[Ffmpeg-devel] [PATCH] Remove "bufsize" OptionDef option
Mon Sep 18 19:03:12 CEST 2006
On ma, 2006-09-18 at 12:05 -0400, Rich Felker wrote:
> > >[...]
> > > But it also involves capitulating to the attempt to change the meaning
> > > of terminology, in the name of decreased imprecision. I'm normally all
> > > for being precise (ambiguity is one of my big bugaboos), but I find
> > > 'kibi' (etc.) to be simply abhorrent.
> > Why? I frankly only disliked it because it sounds stupid (which is a
> > terrible reason imho) and because I had gotten used to using 'k'
> It's not a terrible reason at all. How about we start calling your
> "Mister Kabi"? You probably won't like it especially if you knew what
> kabi sounds like in Hungarian. :) Sounding stupid is a VERY GOOD
> REASON to reject a name. I guarantee if you go in a computer store and
> ask for a machine with 2 "gibibytes" of ram they'll either stare
> blankly at you like you can't talk, or they'll think (correctly) that
> you're a fucking nerd. :)
True. But as I _am_ a nerd, I wouldn't really care :-)
> > with the _wrong_ meaning, namely 1024. Although it is annoying to
> > change a habit after 15 years, I still think being precise is more
> > important then changing a habit.
> Um isn't it more like 50 years?
:) Not for me, ... as I was (roughly) refering to the time I have been
> > > As far as I'm concerned, K/k/kilo as a prefix means 1024 when dealing
> > > with binary data of any type, and 1000 otherwise - period.
> > Well, frankly, I cannot agree with that. 'k' and kilo are defined by SI
> > and have defined meanings namely 1000, not 1024.
> That's what it means in the SI system of units. Bytes are not an SI
> unit of measure and thus SI is irrelevant to them. Legitimate
> standards bodies and processes formalize existing practice/convention.
> Illegitimate ones tell people that existing practice is wrong and that
> they must change.
I see your point, but I still have a different point of view. 'k'/"kilo"
has been used for a time much longer as being 10^3, then the recent
years were it had gotten popular in the computerworld to use it meaning
So, still I think, that chosing a naming and giving it an _almost but
not exactly the same_ value is not a good thing to do.
> > because it was "close enough". They should have tried to find a new
> > set of prefixes, not reuse existing ones with an already defined meaning.
> And I suppose we shouldn't have called the computer keyboard a
> keyboard because only a typewriter keyboard is a keyboard. And we
> shouldn't call a mouse a mouse because a mouse is a little animal.
In case of the mouse, I do not really see a problem; as they are
_truly_ different things, I think confusion will not be a problem
to really worry about.
In case of the typewriter... that's a bit more annoying.

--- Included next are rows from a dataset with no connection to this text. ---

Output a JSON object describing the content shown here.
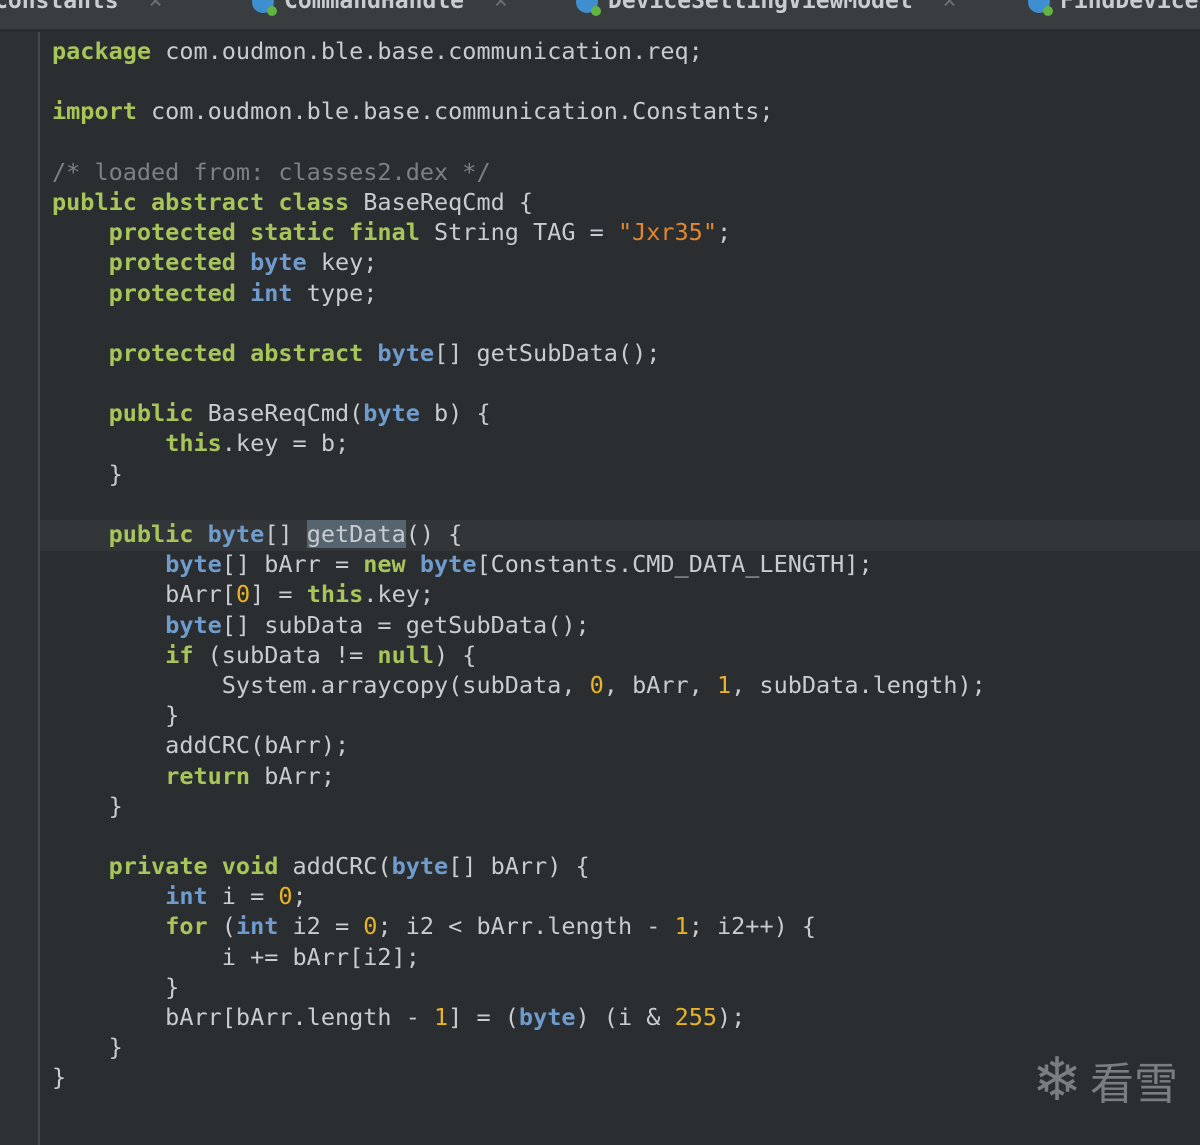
{
  "tabs": [
    {
      "label": "Constants",
      "icon": "class-icon"
    },
    {
      "label": "CommandHandle",
      "icon": "class-icon"
    },
    {
      "label": "DeviceSettingViewModel",
      "icon": "class-icon"
    },
    {
      "label": "FindDevice",
      "icon": "class-icon"
    }
  ],
  "watermark": {
    "icon": "snowflake-icon",
    "text": "看雪"
  },
  "colors": {
    "keyword": "#a8c55a",
    "type": "#6f9ccc",
    "number": "#e8b425",
    "string": "#e2872e",
    "comment": "#7d8084",
    "background": "#2b2e31"
  },
  "code": {
    "current_line": 17,
    "lines": [
      [
        [
          "package",
          "kw"
        ],
        [
          " com.oudmon.ble.base.communication.req;",
          ""
        ]
      ],
      [],
      [
        [
          "import",
          "kw"
        ],
        [
          " com.oudmon.ble.base.communication.Constants;",
          ""
        ]
      ],
      [],
      [
        [
          "/* loaded from: classes2.dex */",
          "cm"
        ]
      ],
      [
        [
          "public abstract class",
          "kw"
        ],
        [
          " BaseReqCmd {",
          ""
        ]
      ],
      [
        [
          "    ",
          ""
        ],
        [
          "protected static final",
          "kw"
        ],
        [
          " String TAG = ",
          ""
        ],
        [
          "\"Jxr35\"",
          "str"
        ],
        [
          ";",
          ""
        ]
      ],
      [
        [
          "    ",
          ""
        ],
        [
          "protected",
          "kw"
        ],
        [
          " ",
          ""
        ],
        [
          "byte",
          "ty"
        ],
        [
          " key;",
          ""
        ]
      ],
      [
        [
          "    ",
          ""
        ],
        [
          "protected",
          "kw"
        ],
        [
          " ",
          ""
        ],
        [
          "int",
          "ty"
        ],
        [
          " type;",
          ""
        ]
      ],
      [],
      [
        [
          "    ",
          ""
        ],
        [
          "protected abstract",
          "kw"
        ],
        [
          " ",
          ""
        ],
        [
          "byte",
          "ty"
        ],
        [
          "[] getSubData();",
          ""
        ]
      ],
      [],
      [
        [
          "    ",
          ""
        ],
        [
          "public",
          "kw"
        ],
        [
          " BaseReqCmd(",
          ""
        ],
        [
          "byte",
          "ty"
        ],
        [
          " b) {",
          ""
        ]
      ],
      [
        [
          "        ",
          ""
        ],
        [
          "this",
          "kw"
        ],
        [
          ".key = b;",
          ""
        ]
      ],
      [
        [
          "    }",
          ""
        ]
      ],
      [],
      [
        [
          "    ",
          ""
        ],
        [
          "public",
          "kw"
        ],
        [
          " ",
          ""
        ],
        [
          "byte",
          "ty"
        ],
        [
          "[] ",
          ""
        ],
        [
          "getData",
          "sel"
        ],
        [
          "() {",
          ""
        ]
      ],
      [
        [
          "        ",
          ""
        ],
        [
          "byte",
          "ty"
        ],
        [
          "[] bArr = ",
          ""
        ],
        [
          "new",
          "kw"
        ],
        [
          " ",
          ""
        ],
        [
          "byte",
          "ty"
        ],
        [
          "[Constants.CMD_DATA_LENGTH];",
          ""
        ]
      ],
      [
        [
          "        bArr[",
          ""
        ],
        [
          "0",
          "num"
        ],
        [
          "] = ",
          ""
        ],
        [
          "this",
          "kw"
        ],
        [
          ".key;",
          ""
        ]
      ],
      [
        [
          "        ",
          ""
        ],
        [
          "byte",
          "ty"
        ],
        [
          "[] subData = getSubData();",
          ""
        ]
      ],
      [
        [
          "        ",
          ""
        ],
        [
          "if",
          "kw"
        ],
        [
          " (subData != ",
          ""
        ],
        [
          "null",
          "kw"
        ],
        [
          ") {",
          ""
        ]
      ],
      [
        [
          "            System.arraycopy(subData, ",
          ""
        ],
        [
          "0",
          "num"
        ],
        [
          ", bArr, ",
          ""
        ],
        [
          "1",
          "num"
        ],
        [
          ", subData.length);",
          ""
        ]
      ],
      [
        [
          "        }",
          ""
        ]
      ],
      [
        [
          "        addCRC(bArr);",
          ""
        ]
      ],
      [
        [
          "        ",
          ""
        ],
        [
          "return",
          "kw"
        ],
        [
          " bArr;",
          ""
        ]
      ],
      [
        [
          "    }",
          ""
        ]
      ],
      [],
      [
        [
          "    ",
          ""
        ],
        [
          "private void",
          "kw"
        ],
        [
          " addCRC(",
          ""
        ],
        [
          "byte",
          "ty"
        ],
        [
          "[] bArr) {",
          ""
        ]
      ],
      [
        [
          "        ",
          ""
        ],
        [
          "int",
          "ty"
        ],
        [
          " i = ",
          ""
        ],
        [
          "0",
          "num"
        ],
        [
          ";",
          ""
        ]
      ],
      [
        [
          "        ",
          ""
        ],
        [
          "for",
          "kw"
        ],
        [
          " (",
          ""
        ],
        [
          "int",
          "ty"
        ],
        [
          " i2 = ",
          ""
        ],
        [
          "0",
          "num"
        ],
        [
          "; i2 < bArr.length - ",
          ""
        ],
        [
          "1",
          "num"
        ],
        [
          "; i2++) {",
          ""
        ]
      ],
      [
        [
          "            i += bArr[i2];",
          ""
        ]
      ],
      [
        [
          "        }",
          ""
        ]
      ],
      [
        [
          "        bArr[bArr.length - ",
          ""
        ],
        [
          "1",
          "num"
        ],
        [
          "] = (",
          ""
        ],
        [
          "byte",
          "ty"
        ],
        [
          ") (i & ",
          ""
        ],
        [
          "255",
          "num"
        ],
        [
          ");",
          ""
        ]
      ],
      [
        [
          "    }",
          ""
        ]
      ],
      [
        [
          "}",
          ""
        ]
      ]
    ]
  }
}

But, as
typrewriters are clearly deprecated ;-) the problem will fade away.
You can't say that about k==1000 :-)
> we shouldn't call the desktop a desktop because the desktop is the top
> of your desk...
In fact, I know a few of people who did find this confusing.
> The point being....
> > Maybe we should all just accept the annoyance and all start using Ki, Mi
> > and Gi postfixes, for the sake of the future generations! Do it for the kids!
> > ;) How can they live in a world with this horrible ambguity!
> ...human language contains ambiguity because unlike computers, humans
> can deal with it just fine!! In mathematics we have symbols and terms
> with at least 5 or 10 different common meanings depending on context.
> If it weren't for that "ambiguity" we would have either so many
> symbols it would look like Chinese or else so much verbosity it would
> take 10 lines to express a simple concept.
Sure, in human language it is important. A lot of humor would be
impossible without it. But for units, I still think it is wiser to avoid
With friendly regards,
More information about the ffmpeg-devel